BY WILLIAM J. DES ROCHERS, Fluvanna Field Officer
Fluvanna County’s Economic Development Commission (EDC) and Planning Commission met jointly on August 19th to discuss and approve the draft economic development chapter of the Comprehensive Plan. Although there likely will be more cosmetic changes before the chapter is forwarded to the Board of Supervisors, the participants adopted the goals with little discussion.
The commissioners actually spent most of the meeting assessing the relevance and timeliness of the statistical package that makes up fourteen of the chapter’s twenty-three pages. The Planning staff was asked to check numerous data and reformat what is presented.
The chairman of the Economic Development Commission, Chris Fairchild, praised the broad outlines of the report (“from 30,000 feet” as he described it). “The [overall] gist of the section certainly covers what the EDC is hoping for … overall, I applaud it”, he said.
Mr. Fairchild also said that the document had attainable goals, spoke well to the EDC’s goals, and included qualitative goals that were relevant to his commissioners – such as the importance of land use to sound economic development – rural preservation through economic development, as he noted later.
The commissioners agreed to recommend five economic development goals in the Comprehensive Plan. They are:
- Strengthen and clarify the county’s commitment to economic development. To implement the goal the Comprehensive Plan calls for a full time economic development officer position in the county, a business development plan, and greater communication between the EDC and the Board of Supervisors and the Planning Commission
- Implement the county’s growth areas as shown on the [future] land use map. Achieving this goal will require the establishment of Urban Development Areas – as required by state law – and the creation of a “planned unit development (PUD) zoning district” that would permit mixed-use development and flexibility within the growth areas. The goal also calls for infrastructure improvements such as the water pipeline and wastewater treatment facilities, along with road improvements and broadband/cellular services;

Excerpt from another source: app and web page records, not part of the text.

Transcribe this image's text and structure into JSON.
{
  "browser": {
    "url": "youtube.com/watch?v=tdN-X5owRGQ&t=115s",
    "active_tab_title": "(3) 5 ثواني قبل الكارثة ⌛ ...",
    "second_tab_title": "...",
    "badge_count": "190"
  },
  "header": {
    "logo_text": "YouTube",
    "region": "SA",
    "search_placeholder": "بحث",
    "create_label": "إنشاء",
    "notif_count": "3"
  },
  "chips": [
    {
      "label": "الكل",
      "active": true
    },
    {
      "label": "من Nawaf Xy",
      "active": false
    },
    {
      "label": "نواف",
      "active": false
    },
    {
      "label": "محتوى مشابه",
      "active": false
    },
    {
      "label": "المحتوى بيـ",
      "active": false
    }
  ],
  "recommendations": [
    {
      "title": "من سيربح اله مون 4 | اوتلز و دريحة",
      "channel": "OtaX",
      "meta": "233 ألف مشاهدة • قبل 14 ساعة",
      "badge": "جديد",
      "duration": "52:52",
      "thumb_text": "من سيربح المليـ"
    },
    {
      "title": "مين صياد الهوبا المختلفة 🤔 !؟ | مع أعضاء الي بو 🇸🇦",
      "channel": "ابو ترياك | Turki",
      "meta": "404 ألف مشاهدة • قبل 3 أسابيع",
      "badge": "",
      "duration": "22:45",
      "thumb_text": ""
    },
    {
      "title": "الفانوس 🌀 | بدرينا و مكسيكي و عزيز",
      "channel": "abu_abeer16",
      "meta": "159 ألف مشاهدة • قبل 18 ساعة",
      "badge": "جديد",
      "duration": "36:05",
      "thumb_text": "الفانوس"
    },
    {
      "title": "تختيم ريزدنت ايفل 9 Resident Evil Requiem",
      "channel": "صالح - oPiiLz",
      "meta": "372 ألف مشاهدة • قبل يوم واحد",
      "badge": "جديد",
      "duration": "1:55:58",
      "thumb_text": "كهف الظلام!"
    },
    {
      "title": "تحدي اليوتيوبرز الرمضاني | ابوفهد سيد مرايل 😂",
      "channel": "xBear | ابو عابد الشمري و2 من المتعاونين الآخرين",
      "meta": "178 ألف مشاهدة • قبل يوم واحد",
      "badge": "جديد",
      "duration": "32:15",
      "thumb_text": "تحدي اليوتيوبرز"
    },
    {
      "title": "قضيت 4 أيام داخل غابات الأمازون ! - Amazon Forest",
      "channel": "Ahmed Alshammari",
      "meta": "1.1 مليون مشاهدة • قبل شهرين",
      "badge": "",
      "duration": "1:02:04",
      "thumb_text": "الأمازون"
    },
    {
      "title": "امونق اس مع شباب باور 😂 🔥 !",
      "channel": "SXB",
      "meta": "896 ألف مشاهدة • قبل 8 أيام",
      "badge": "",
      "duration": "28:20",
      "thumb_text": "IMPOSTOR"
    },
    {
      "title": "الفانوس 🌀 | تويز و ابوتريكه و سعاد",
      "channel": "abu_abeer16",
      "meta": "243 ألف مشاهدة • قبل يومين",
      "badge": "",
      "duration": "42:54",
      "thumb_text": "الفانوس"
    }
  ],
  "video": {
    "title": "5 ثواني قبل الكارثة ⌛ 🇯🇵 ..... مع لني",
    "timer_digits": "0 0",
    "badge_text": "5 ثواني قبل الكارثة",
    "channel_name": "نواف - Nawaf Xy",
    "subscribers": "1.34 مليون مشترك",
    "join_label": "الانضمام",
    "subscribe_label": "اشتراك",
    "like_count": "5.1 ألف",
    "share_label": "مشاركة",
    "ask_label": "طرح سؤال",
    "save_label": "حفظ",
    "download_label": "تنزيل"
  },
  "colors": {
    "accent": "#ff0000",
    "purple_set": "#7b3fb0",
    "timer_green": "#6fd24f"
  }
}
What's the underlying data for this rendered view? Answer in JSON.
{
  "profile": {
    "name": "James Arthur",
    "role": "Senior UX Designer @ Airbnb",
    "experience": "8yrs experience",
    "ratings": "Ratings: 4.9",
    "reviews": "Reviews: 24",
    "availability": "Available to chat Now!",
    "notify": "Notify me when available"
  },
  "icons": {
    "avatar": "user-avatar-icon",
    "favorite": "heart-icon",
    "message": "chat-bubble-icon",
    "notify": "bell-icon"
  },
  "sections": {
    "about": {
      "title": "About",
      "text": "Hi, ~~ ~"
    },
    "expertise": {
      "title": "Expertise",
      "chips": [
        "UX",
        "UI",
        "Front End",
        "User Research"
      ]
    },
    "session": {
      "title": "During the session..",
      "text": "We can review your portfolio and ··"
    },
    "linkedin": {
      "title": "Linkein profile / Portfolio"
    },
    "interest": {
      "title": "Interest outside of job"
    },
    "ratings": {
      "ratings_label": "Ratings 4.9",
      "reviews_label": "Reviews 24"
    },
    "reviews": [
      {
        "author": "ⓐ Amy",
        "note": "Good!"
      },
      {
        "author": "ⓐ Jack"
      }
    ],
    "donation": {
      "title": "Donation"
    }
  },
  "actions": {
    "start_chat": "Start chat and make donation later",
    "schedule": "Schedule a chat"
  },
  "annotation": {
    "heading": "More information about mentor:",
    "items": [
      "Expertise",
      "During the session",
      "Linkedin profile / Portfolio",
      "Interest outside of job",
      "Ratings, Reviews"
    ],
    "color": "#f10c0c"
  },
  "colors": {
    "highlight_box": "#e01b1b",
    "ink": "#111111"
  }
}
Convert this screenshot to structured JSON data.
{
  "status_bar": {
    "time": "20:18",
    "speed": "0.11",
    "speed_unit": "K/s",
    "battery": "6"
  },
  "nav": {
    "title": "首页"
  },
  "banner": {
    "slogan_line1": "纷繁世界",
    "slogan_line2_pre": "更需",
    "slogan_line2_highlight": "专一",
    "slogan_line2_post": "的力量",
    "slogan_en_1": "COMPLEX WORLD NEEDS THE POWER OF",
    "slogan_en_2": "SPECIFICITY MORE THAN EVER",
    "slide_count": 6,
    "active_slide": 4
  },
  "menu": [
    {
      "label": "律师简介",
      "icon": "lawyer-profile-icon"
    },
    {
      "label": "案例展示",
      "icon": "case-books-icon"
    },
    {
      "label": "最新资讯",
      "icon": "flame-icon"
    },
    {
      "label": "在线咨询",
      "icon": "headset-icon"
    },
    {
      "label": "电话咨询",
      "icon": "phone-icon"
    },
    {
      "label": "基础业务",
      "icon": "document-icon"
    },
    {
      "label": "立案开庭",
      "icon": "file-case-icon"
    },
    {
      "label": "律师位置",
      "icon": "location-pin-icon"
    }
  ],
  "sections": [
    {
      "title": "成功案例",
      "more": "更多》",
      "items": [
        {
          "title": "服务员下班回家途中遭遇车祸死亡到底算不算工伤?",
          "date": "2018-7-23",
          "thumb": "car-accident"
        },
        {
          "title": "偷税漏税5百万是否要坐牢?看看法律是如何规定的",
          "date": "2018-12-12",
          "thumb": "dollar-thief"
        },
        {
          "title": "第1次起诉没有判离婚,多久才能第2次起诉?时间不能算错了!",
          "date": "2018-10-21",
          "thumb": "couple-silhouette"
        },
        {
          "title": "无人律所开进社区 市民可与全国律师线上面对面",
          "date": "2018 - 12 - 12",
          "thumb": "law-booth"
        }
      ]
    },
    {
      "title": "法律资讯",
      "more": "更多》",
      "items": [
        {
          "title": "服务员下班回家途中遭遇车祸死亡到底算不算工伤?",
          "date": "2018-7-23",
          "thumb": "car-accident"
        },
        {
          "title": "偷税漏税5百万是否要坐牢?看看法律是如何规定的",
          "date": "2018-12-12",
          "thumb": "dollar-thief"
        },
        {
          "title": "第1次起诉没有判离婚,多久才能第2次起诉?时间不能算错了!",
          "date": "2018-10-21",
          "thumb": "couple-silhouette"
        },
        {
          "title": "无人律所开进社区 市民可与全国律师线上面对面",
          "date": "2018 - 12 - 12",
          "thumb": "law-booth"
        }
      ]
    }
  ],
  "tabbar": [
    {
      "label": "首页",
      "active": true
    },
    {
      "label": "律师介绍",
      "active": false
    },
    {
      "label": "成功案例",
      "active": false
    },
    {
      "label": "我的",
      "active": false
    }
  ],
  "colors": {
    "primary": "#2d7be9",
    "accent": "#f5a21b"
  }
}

- Protect rural areas through economic development. The chapter calls for greater cooperation with large landowners to have larger scale farming, horticultural, and forestry activity in the county. [In the first quarter of 2007, this sector employed 58 people in Fluvanna, according to the Census Bureau]. It also supports: the development of local business, particularly those of a “rural character”, mixed-income (with emphasis on affordable) housing in the growth areas of the county, and tourism development;
- Diversify the county’s tax base. This goal seeks to retain existing and recruit new business to the county through management assistance and streamlined permitting procedures. The goal also calls for a more educated and skilled workforce through cooperative efforts with local educational institutions; and,
- Develop a stronger regional presence. The chapter’s last goal calls for greater cooperation with regional entities and Louisa County as a means to enhance Fluvanna’s regional economic development activities.
The chapter does drop a major goal of the EDC, one articulated just three years ago: the development of an industrial/business park in Fluvanna. The proposal never got off the ground then, and any significant county financial involvement at this point is highly unlikely, given other pressing demands, such as water, education, and telecommunications infrastructure development.